So, I came out later in life. I came out when I was 36, and that was in 2004. As I was working in domestic violence and recognizing my own identity, I came out and really just wanted to start doing queer work. But, I wanted to do it in the work that I was already doing, which was domestic violence work. And it was so hard. I was trying to break out of that heteronormative, cisnormative world. I just jumped in with both feet because I’m a survivor of domestic violence myself and there was just so much I didn’t know about how to reach out to the LGBTQ community at the time in order to offer my help. I just knew from working with LGBTQ survivors in shelter, that they wanted to talk to somebody at the shelter who was queer, and then [I recognized] all survivors really aren’t feeling these shelters and there’s a reason. Their brochures are all women and all their programming was designed by cis women for cis women And that’s what kind of had me branching out on my own because I recognized I couldn’t do it in the mainstream. We’re not a fit for the mainstream.
I love the memory of those early days in the shelter because it is where I met my partner Z when they were volunteering to help start our website.
Do you have a specific memory from your time with AVP that sticks out?
There’s a hundred experiences, but I would say in 2017, I lost a friend to hate violence. I’d like to give a trauma warning here. I’m going to talk about my friend Drew, who was killed at the hands of somebody he hooked up with on his birthday. And that person really hated himself, just hated himself as a gay person, hadn’t come out, and ended up killing my friend Drew. And at that time, I had been working with NCAVP on the Governance Committee, but it was mostly outgoing support. Until that point, there was never a need for me as an advocate and as a person impacted by violence. When Drew died, I needed the support of the coalition. The NCAVP Governance Committee members really wrapped their arms around me and helped me get through it as an individual and, as an advocate, to figure out how do I respond to this in the community when it was somebody that I loved and knew so well. The NCAVP Governance Committee helped me create a campaign about loving yourself, trying to get to kids younger with the message of self-love and acceptance. And how to reach out for help.

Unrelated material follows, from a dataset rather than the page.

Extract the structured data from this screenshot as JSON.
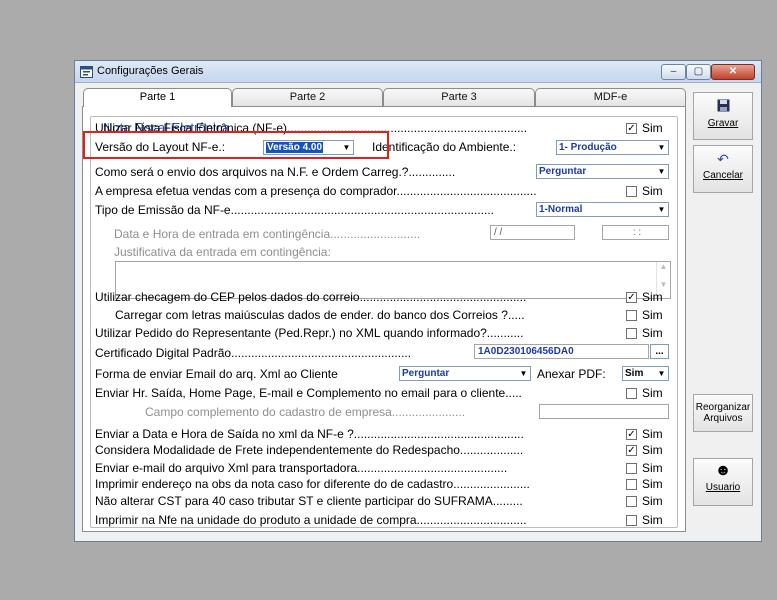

What impact has working with AVP had on your advocacy?
I think the most impactful way that working as part of NCAVP has shaped my advocacy has been to highlight the need to center Black trans women, to center the voices of Black queer people, BIPOC folks. And I think without NCAVP, I would not have known how to do that as well. I’m Latinx myself, but white presenting. So I come to the work with a lot of recognized privilege, and I needed to listen to the voices of those historically excluded, to be able to really build our program in a way that mirrored what other programs were doing successfully. It’s just really important to not just have representation, but representation from the community, that is the community. And, I think that’s been the greatest gift because it helps us all. As everybody knows in this work, if you serve those who have been historically excluded, everybody gets served. White people will always get served. So when we center the BIPOC folks, it just means that now we’ve included a whole bunch of people who haven’t been included before, and it makes our programs more cutting edge, because otherwise, we wouldn’t be doing transformative justice work. That’s not a conversation that happens in white communities. We all cause harm in community. How [can] we be accountable to each other? Today, Diverse & Resilient’s AVP has grown from just one advocate, me, to a team of five with offices in Northeast and Southeast Wisconsin. I truly believe that our AVP would not exist without NCAVP.
This interview has been shortened and condensed for clarity.